Hunter education is working
By By Ben Norman
The young deer hunter was sitting alone in his tree stand for the first time. He had been in the stand at least an hour before first light. As the orange glow began to appear on the horizon, dark shadows were now being sprinkled with fog-filtered sunlight.
The sweet smells of decaying swamp vegetation filled his nostrils as he squinted ever so hard to make out the outline of a deer in the fog-shrouded mist.
His heart raced when he saw the first movement n a brief flash of white, followed by the sound of something walking on the forest floor. It was getting closer now with more flashes of white. It must be a deer flicking its tail as it fed. He heard a stick break, then another flash of white.
He raised his new rife slightly, fighting temptation to point the muzzle in the direction of the approaching animal, but he remembered the often repeated words of his hunter education course instructor n "Never point your firearm or shoot until you have positively identified your target."

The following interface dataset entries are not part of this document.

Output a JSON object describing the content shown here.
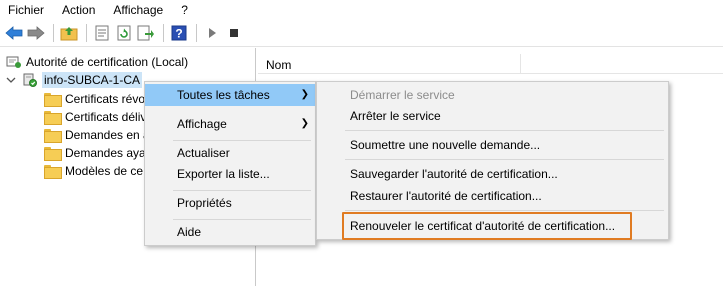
{
  "menubar": {
    "items": [
      "Fichier",
      "Action",
      "Affichage",
      "?"
    ]
  },
  "toolbar": {
    "icons": [
      "back-arrow-icon",
      "forward-arrow-icon",
      "up-folder-icon",
      "properties-icon",
      "refresh-icon",
      "export-list-icon",
      "help-icon",
      "play-icon",
      "stop-icon"
    ]
  },
  "tree": {
    "root": "Autorité de certification (Local)",
    "ca": "info-SUBCA-1-CA",
    "children": [
      "Certificats révo",
      "Certificats déliv",
      "Demandes en a",
      "Demandes aya",
      "Modèles de ce"
    ]
  },
  "list": {
    "column": "Nom"
  },
  "context_menu": {
    "items": [
      "Toutes les tâches",
      "Affichage",
      "Actualiser",
      "Exporter la liste...",
      "Propriétés",
      "Aide"
    ]
  },
  "submenu": {
    "items": [
      "Démarrer le service",
      "Arrêter le service",
      "Soumettre une nouvelle demande...",
      "Sauvegarder l'autorité de certification...",
      "Restaurer l'autorité de certification...",
      "Renouveler le certificat d'autorité de certification..."
    ]
  },
  "colors": {
    "highlight": "#91c9f7",
    "callout": "#e07b22",
    "menu_bg": "#f2f2f2"
  }
}
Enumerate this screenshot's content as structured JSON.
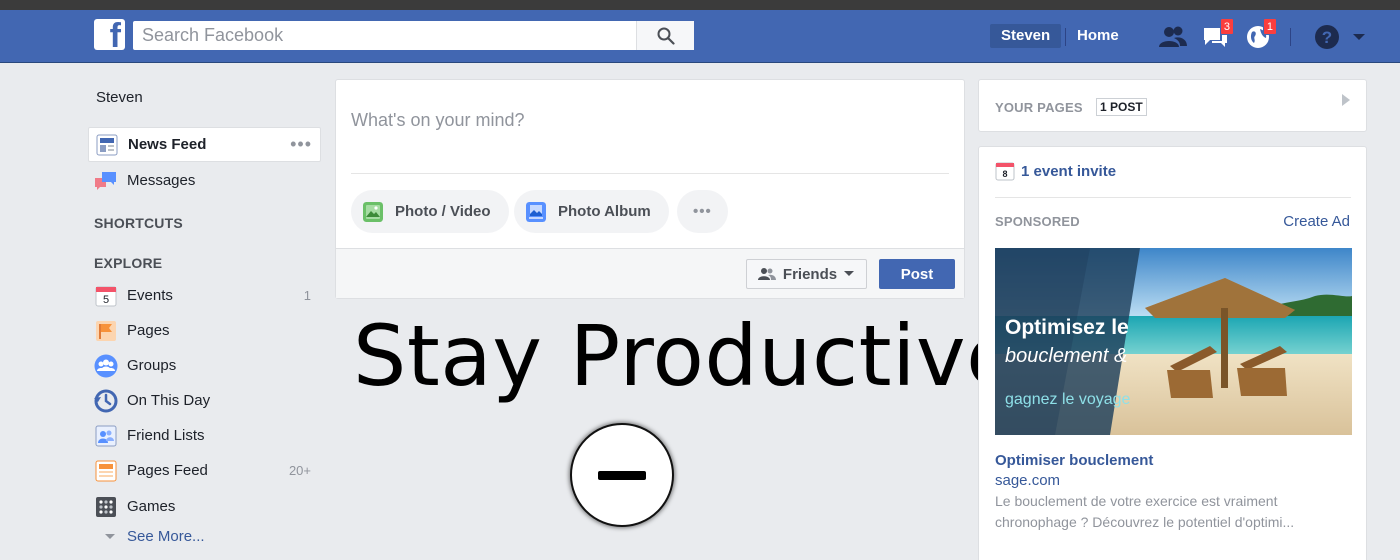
{
  "header": {
    "logo": "f",
    "search_placeholder": "Search Facebook",
    "profile_label": "Steven",
    "home_label": "Home",
    "messages_badge": "3",
    "notifications_badge": "1",
    "brand_color": "#4267b2"
  },
  "left_nav": {
    "user_name": "Steven",
    "news_feed": "News Feed",
    "news_feed_more": "•••",
    "messages": "Messages",
    "shortcuts_heading": "SHORTCUTS",
    "explore_heading": "EXPLORE",
    "events": {
      "label": "Events",
      "count": "1",
      "icon_day": "5"
    },
    "pages": "Pages",
    "groups": "Groups",
    "on_this_day": "On This Day",
    "friend_lists": "Friend Lists",
    "pages_feed": {
      "label": "Pages Feed",
      "count": "20+"
    },
    "games": "Games",
    "see_more": "See More..."
  },
  "composer": {
    "placeholder": "What's on your mind?",
    "photo_video": "Photo / Video",
    "photo_album": "Photo Album",
    "more": "•••",
    "audience": "Friends",
    "post": "Post"
  },
  "overlay": {
    "title": "Stay Productive"
  },
  "right": {
    "your_pages": "YOUR PAGES",
    "post_badge": "1 POST",
    "event_icon_day": "8",
    "event_invite": "1 event invite",
    "sponsored": "SPONSORED",
    "create_ad": "Create Ad",
    "ad": {
      "headline_1": "Optimisez le",
      "headline_2": "bouclement &",
      "headline_3": "gagnez le voyage",
      "title": "Optimiser bouclement",
      "url": "sage.com",
      "description": "Le bouclement de votre exercice est vraiment chronophage ? Découvrez le potentiel d'optimi..."
    }
  }
}
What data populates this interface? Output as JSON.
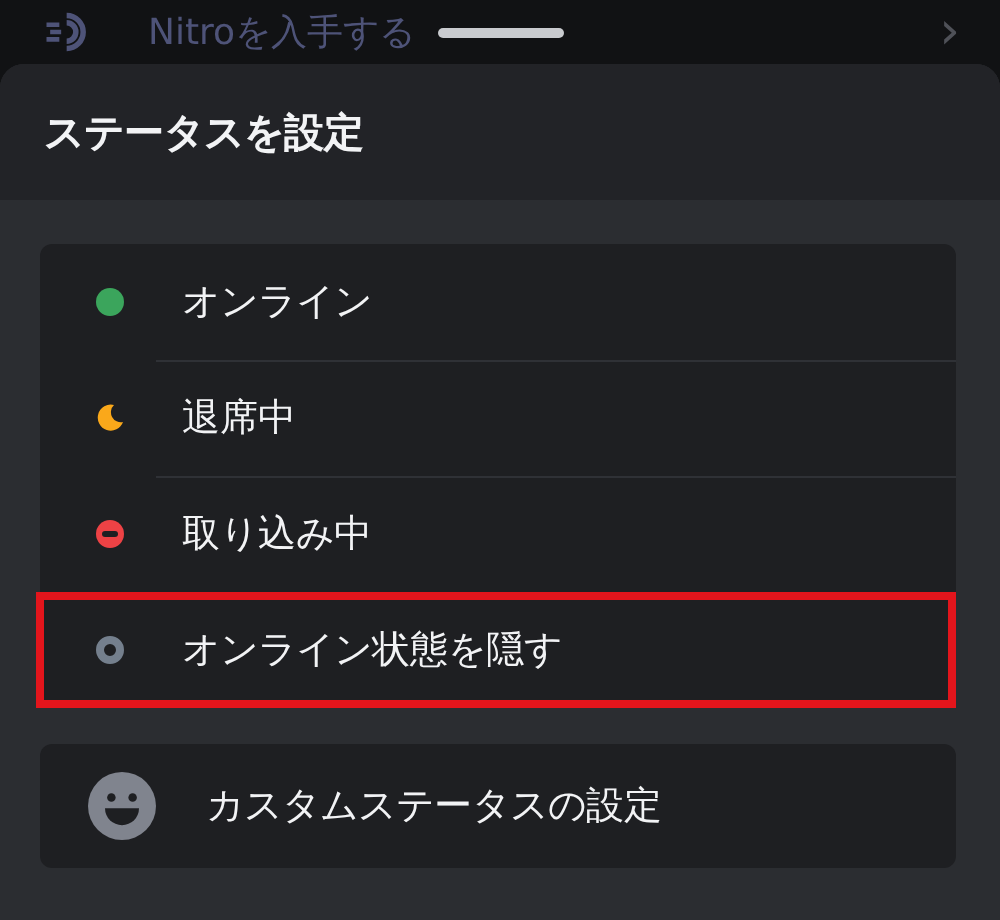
{
  "background_item": {
    "label": "Nitroを入手する",
    "chevron": "›"
  },
  "sheet": {
    "title": "ステータスを設定"
  },
  "statuses": [
    {
      "kind": "online",
      "label": "オンライン",
      "color": "#3ba55c",
      "highlighted": false
    },
    {
      "kind": "idle",
      "label": "退席中",
      "color": "#faa81a",
      "highlighted": false
    },
    {
      "kind": "dnd",
      "label": "取り込み中",
      "color": "#ed4245",
      "highlighted": false
    },
    {
      "kind": "invisible",
      "label": "オンライン状態を隠す",
      "color": "#747f8d",
      "highlighted": true
    }
  ],
  "custom_status": {
    "label": "カスタムステータスの設定"
  }
}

The approaching deer was coming closer, but it was slowly taking on a new form. He was walking upright and caring a rifle, dressed in camouflage attire with the exception of the white handkerchief he repeatedly took from his hip pocket to wipe his nose.
The "deer" the young hunter was anticipating was now obviously a man. He was not wearing the required hunter orange that would identify him to other hunters, but was carelessly displaying a color that is associated with the whitetail deer. The young hunter remained perfectly still and hailed to the approaching man.
The man froze, appeared startled, waved and disappeared into the woods, apparently not realizing how close he had come to becoming another statistic.
Far too often a scene comparable to this one leads to tragedy. But in this and many similar incidents, hunter education has proven its worth.
Act 91-600 of the Alabama Legislature became effective August 1, 1993. The act requires all persons 16 years of age born after August 1, 1977, to present certification of completion of an approved hunter education course prior to obtaining a hunting license. It provides penalties for violations.
Alabama's hunter education course consists of a minimum of 10 clock hours of instruction. The course covers a diverse range of subjects that not only appeal to hunters, but to naturalists, hikers, photographers, birdwatchers or anyone who loves the outdoors. Some of the subjects taught include: hunter responsibility, wildlife conservation, firearm safety, tree stand safety, wildlife identification, game care, specialty hunting, survival and first aid, water safety and other interesting subjects.
The course is sponsored by the Alabama Hunter Education Program, which is administered by the Alabama Game and Fish Division of the Alabama Department of Conservation. State conservation officers and 700 volunteer instructors are teaching the course in every county in the state.
In addition, several private and public school systems are offering the hunter education course.
"I am very pleased with the job our volunteer and professional educators are doing teaching the course," Hunter Education Program Coordinator Ray Metzler said. "Last year was our safest yet, and it looks like this year could be just as good. This proves hunter education is working."
To find out when a class is being taught in your area, contact your local conservation officer or Metzler at 1-800-245-2740.